Wednesday, March 2, 2016

Mountain Laurel

A Mountain Laurel shrub in bloom.

     The evergreen shrub Kalmia latifolia goes by a variety of names: Mountain Laurel, Calico Bush, Spoonwood, Ivybush, Calmoun, Mountain Ivy, and American Laurel. Its Genus is named after Peter Kalm, a Swedish botanist and friend of Linnaeus who named it after him. Kalm introduced it into Europe, thinking it the most beautiful tree he had seen during his travels. Indeed, when it is in bloom with its white to pink flowers in May or June, it can be be a glorious sight. No wonder it is the state flower of both Connecticut and Pennsylvania. 

The spring-loaded flowers of Calico Bush.

     The blooms have an interesting way of dispersing pollen onto visiting insects, mostly bumblebees. Each flower has 10 spring-like stamens that are lodged in pockets on the fused petals that form the flower itself. When a pollinator lands, it triggers the stamens into launching pollen in a catapult-like fashion onto the back of of the insect. The pollen can be hurled up to a foot away, sometimes landing on other Mountain Laurel flowers and pollinating them as well. The resulting seed pods contain 600 or so seeds, which germinate best on moss.

Mountain Laurel seed pods.

     Mountain Laurel tends to grow on dry hillsides, in wooded areas, rarely reaching 30' at most. This member of the Heath (Ericaceae) family can form dense thickets of crooked trunks since it can root or layer where its branches touch the ground. These stands provide good cover and nesting sites for many animals. 
     While the leaves are toxic, protecting it from deer browse in normal conditions, 33 caterpillar species have been recorded feeding on it. Even the flowers are poisonous, producing bitter honey for any bees visiting them, though apparently with no ill effects to the bees themselves. Peculiar to this plant are blotches on the leaves, produced by Mycosphaerella colorata fungi. 

Mountain Laurel Leaf Spot fungus is usually found on the leaves.

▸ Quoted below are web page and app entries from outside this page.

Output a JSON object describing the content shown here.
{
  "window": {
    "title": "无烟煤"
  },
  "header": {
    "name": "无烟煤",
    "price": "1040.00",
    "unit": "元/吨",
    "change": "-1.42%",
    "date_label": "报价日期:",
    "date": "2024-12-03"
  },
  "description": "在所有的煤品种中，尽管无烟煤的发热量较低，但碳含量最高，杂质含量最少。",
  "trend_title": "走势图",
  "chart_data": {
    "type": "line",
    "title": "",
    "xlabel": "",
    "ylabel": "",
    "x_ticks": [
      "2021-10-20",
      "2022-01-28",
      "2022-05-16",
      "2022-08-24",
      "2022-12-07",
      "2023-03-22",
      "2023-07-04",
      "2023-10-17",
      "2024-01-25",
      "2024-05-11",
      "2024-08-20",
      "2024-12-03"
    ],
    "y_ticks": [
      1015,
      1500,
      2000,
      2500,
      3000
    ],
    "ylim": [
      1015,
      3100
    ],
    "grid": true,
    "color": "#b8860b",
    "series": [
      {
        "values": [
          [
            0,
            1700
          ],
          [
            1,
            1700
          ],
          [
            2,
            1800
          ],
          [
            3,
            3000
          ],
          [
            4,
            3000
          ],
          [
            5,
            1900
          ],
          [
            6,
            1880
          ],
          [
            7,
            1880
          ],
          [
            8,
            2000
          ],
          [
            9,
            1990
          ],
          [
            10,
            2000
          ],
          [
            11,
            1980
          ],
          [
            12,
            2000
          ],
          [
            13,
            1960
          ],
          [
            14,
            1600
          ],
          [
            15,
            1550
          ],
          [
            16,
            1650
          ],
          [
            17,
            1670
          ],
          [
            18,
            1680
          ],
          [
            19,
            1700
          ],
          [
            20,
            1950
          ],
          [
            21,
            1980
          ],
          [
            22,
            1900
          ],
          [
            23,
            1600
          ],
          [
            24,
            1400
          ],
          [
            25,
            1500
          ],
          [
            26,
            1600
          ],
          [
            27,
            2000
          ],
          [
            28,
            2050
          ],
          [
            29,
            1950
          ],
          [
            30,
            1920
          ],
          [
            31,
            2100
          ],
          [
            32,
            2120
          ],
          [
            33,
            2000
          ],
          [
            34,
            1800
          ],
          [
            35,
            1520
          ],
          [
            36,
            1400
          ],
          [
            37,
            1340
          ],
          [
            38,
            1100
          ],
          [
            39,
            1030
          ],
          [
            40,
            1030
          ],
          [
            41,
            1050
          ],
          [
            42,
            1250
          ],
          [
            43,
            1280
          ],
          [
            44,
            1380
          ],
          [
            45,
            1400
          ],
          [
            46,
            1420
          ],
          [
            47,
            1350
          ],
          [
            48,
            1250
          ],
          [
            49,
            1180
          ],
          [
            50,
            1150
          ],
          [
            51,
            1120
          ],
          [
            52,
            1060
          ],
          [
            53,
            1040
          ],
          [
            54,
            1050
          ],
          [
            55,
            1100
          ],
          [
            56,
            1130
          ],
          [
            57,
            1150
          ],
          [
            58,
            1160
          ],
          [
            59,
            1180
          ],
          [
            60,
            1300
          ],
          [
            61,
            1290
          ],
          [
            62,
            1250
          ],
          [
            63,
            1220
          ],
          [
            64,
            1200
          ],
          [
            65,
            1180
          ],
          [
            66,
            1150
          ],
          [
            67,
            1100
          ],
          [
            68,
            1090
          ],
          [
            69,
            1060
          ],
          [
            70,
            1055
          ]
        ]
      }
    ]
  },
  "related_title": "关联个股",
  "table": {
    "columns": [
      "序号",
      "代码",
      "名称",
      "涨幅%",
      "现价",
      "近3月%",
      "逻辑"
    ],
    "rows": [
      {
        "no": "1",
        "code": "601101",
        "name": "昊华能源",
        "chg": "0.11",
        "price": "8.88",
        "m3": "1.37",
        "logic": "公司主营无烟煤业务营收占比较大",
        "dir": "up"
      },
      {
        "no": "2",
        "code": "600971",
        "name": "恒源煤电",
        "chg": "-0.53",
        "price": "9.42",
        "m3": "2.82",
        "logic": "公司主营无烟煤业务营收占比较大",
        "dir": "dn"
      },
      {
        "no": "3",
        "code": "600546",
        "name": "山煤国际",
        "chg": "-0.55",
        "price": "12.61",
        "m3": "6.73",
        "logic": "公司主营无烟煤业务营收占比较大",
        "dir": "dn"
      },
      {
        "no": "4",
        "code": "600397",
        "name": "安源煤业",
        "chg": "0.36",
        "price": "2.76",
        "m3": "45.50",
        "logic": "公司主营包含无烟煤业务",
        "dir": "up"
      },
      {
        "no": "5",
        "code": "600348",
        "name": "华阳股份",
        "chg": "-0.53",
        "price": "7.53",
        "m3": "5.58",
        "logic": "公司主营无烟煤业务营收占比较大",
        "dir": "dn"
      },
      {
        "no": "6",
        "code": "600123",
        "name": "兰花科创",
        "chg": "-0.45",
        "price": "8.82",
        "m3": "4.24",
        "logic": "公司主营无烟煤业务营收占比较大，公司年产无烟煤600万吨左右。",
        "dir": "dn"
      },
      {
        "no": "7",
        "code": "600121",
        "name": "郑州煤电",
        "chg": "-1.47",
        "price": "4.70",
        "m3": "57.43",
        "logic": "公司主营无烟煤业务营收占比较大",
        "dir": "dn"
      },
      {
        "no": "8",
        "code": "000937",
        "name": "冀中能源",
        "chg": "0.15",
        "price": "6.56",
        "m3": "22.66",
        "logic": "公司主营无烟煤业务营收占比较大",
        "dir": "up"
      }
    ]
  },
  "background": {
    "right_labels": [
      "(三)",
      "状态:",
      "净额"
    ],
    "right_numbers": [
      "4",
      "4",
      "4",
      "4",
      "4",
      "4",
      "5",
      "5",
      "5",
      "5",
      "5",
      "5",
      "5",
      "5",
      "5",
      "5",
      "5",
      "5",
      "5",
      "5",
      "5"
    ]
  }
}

     In winter, the under sides of the leaves sometimes have white-edged spots. These are the eggs of Coccidae scale insect eggs, a favorite food of chickadees and kinglets. The eggs are actually covered over by the shells that were their parents.
     Despite the toxicity, Mountain Laurel has been used by people for a variety of purposes. According to ethnobotanist Daniel Moerman, various Native American Indian tribes made use of it. The Cherokee used a leaf infusion on cuts and scratches. A concoction was rubbed over the skin to treat rheumatism. As a liniment, it was believed to be a good treatment for cramps. It was even used as an insecticidal soap. It was even rumored to be used a suicidal drink. The Cree also considered it poisonous, yet still sometimes used it for diarrhea. 
     Confederate doctor Francis Porcher, tasked with coming up with alternative medicines due to shortages caused by Union blockades during the Civil War, thought it could be used to treat syphilis, heart disease, and skin afflictions. The hard wood has been used to make spoons, thus its name of Spoonwood, but burls from its trunk were also used to fashion tobacco pipes.
     This is an interesting shrub, as if its beautiful floral displays in dark woods were no enough of a reason to like this plant.

I find even the flower buds of Mountain Laurel beautiful.